Take the evolution of the median wage in the US over the last decades. The trend is nearly flat and one would therefore naturally assume that there have been hardly any income gains for the average US citizen. However, some have argued that this conclusion is wrong because it ignores the composition effect. In this example, the composition of the labor force has obviously changed over the last decades, and has changed dramatically. More women and immigrants have entered the workforce and those tend to be lower income groups, especially at the moment of entry. When they enter the labor force, their incomes go up, obviously, but they bring the average and the median down. When, at the same time, the wages of white men go up, the aggregate effect may be close to zero. And yet, paradoxically, all groups have progressed. The conclusion that the average citizen did not progress would only hold if the composition of the population whose wages are compared over time had not changed.

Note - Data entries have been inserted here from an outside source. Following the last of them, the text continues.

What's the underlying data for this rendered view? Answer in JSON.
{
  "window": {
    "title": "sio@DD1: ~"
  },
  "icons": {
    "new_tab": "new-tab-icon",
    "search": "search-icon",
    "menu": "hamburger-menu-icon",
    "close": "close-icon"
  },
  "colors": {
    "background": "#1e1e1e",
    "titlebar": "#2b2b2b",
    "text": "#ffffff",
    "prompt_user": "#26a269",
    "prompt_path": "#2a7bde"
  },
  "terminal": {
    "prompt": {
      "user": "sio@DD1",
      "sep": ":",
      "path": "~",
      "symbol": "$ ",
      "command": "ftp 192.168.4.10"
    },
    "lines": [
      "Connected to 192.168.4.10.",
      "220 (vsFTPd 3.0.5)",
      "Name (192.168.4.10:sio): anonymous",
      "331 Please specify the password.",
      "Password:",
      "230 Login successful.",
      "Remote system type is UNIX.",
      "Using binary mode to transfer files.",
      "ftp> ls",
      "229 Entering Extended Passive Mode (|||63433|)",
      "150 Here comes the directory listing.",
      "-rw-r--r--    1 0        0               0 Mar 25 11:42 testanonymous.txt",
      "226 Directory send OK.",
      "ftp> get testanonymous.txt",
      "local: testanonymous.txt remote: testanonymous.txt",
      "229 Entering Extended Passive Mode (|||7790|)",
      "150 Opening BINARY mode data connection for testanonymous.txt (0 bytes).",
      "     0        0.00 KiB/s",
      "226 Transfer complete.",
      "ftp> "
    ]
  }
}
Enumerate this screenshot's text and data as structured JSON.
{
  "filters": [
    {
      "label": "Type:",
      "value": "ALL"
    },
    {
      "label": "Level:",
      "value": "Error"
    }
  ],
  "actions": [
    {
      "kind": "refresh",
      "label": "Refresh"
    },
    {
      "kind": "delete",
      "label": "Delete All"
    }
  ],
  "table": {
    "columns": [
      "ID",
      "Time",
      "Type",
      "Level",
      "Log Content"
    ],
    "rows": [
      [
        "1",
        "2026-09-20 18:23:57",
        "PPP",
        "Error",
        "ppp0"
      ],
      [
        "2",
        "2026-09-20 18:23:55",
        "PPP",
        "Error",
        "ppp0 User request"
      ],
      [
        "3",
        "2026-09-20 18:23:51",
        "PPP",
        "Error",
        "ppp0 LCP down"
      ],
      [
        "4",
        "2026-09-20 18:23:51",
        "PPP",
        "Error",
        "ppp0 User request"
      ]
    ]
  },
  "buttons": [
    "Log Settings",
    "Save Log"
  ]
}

Now, it seems to be the case that in this particular example there is really no large composition effect (see here). However, this effect is always a possibility and one should at least consider it and possibly rule it out before drawing hasty conclusions from historical time series. If you don’t do this, or don’t even try, then you may be “lying with statistics”.
More posts in this series are here.